Heart disease is in fact an umbrella term that encompasses a variety of medical conditions: heart rhythm problems, congenital heart conditions, heart infections, and diseases of the blood vessels. According to the Centers for Disease Control and Prevention, the most common is coronary heart disease (aka coronary artery disease), which results from plaque buildup in the arteries that lead to the heart. The Mayo Clinic lists symptoms for a variety of heart conditions here.
All the different conditions under this blanket term “heart disease” can be caused by genetic factors (e.g., family history), and lifestyle habits, such as smoking, drinking too much alcohol and/or caffeine, and poor stress management, often have a hand as well. Of course, as with most health issues, diet, exercise, and weight play a big role.
When it comes to heart disease, most of us have heard the refrain “watch your diet” or “eat right.” But what do these terms really mean? Unless you have a loved one who has struggled with a heart condition, you might not ever think about the practical applications of “eat right”—the specific foods, cooking methods, and other health-related habits that boost heart health—until it’s too late. And with heart disease as the leading cause of death among men and women in the United States, this isn’t a gamble most people want to take.
Take cholesterol, for example. Most people think that if your cholesterol is high, the main thing to do is avoid eating foods that contain cholesterol. While it’s true that reducing your dietary cholesterol intake is a generally accepted prescription for lowering blood cholesterol, did you know that some foods that contain cholesterol can actually be good for you? Salmon is one kind of fish whose omega-3 fatty acids help lower LDL (bad cholesterol) levels, even though salmon contains cholesterol. Plus, according to the Harvard Health Publications of Harvard Medical School, “omega-3s reduce triglycerides in the bloodstream and also protect the heart by helping prevent the onset of abnormal heart rhythms.”

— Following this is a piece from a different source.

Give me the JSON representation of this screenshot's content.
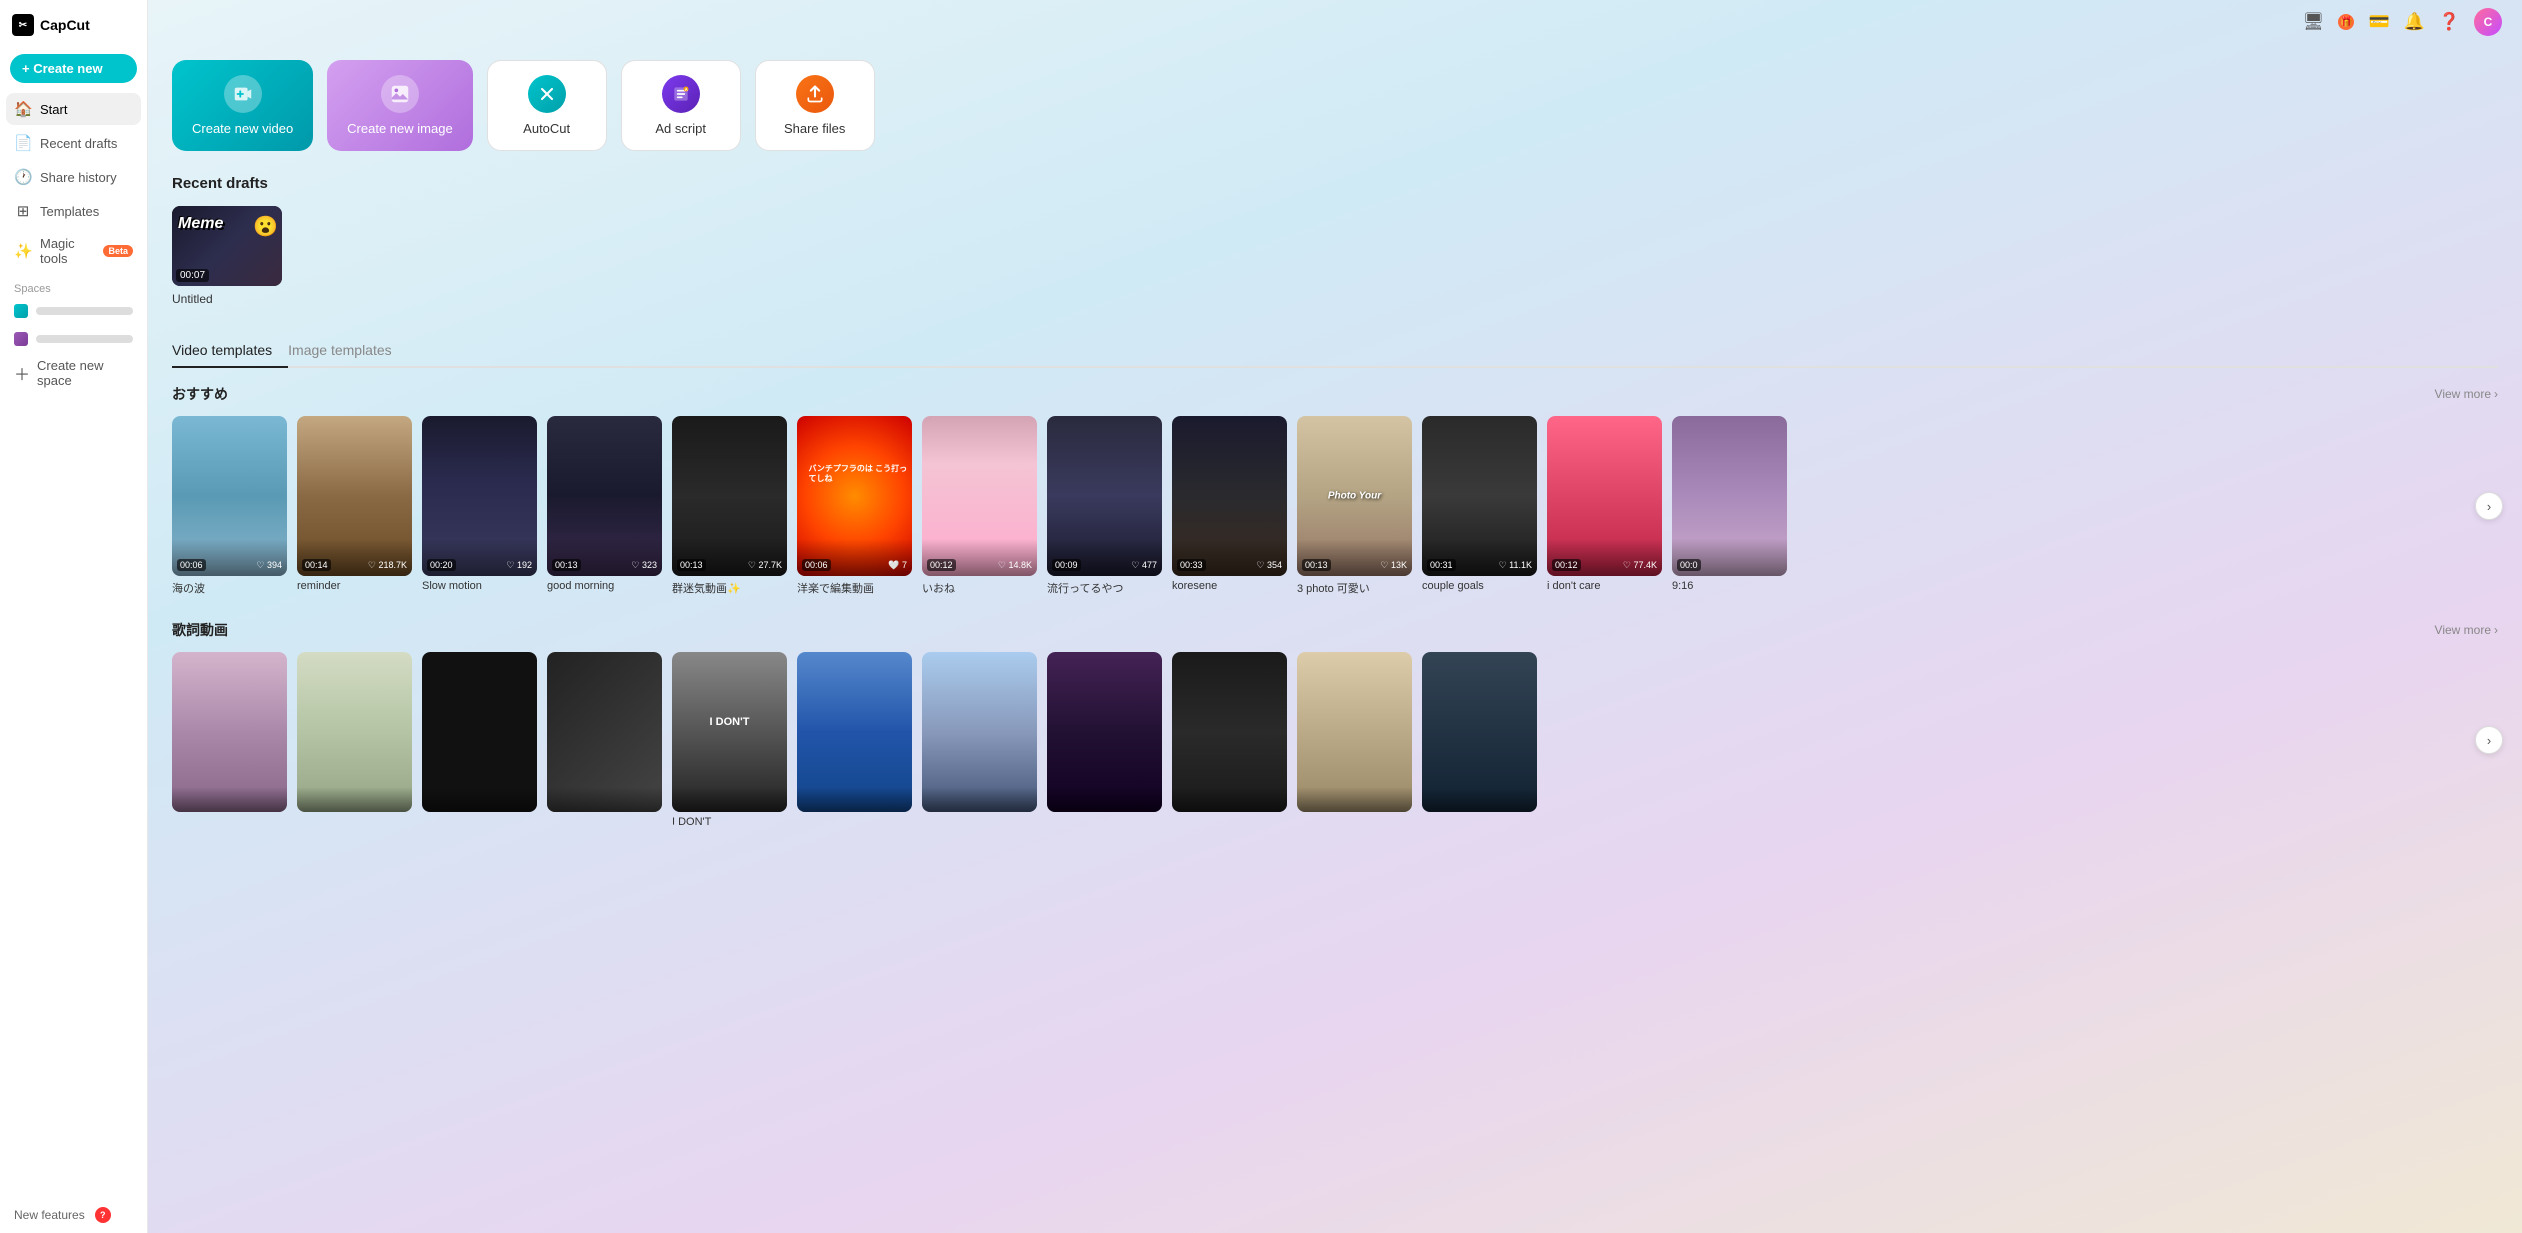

For help navigating the ins and outs of “watching your diet” for a healthier heart, sign up today for the free online seminar, “Heart Smart Diet Secrets,” offered at Source4women.com.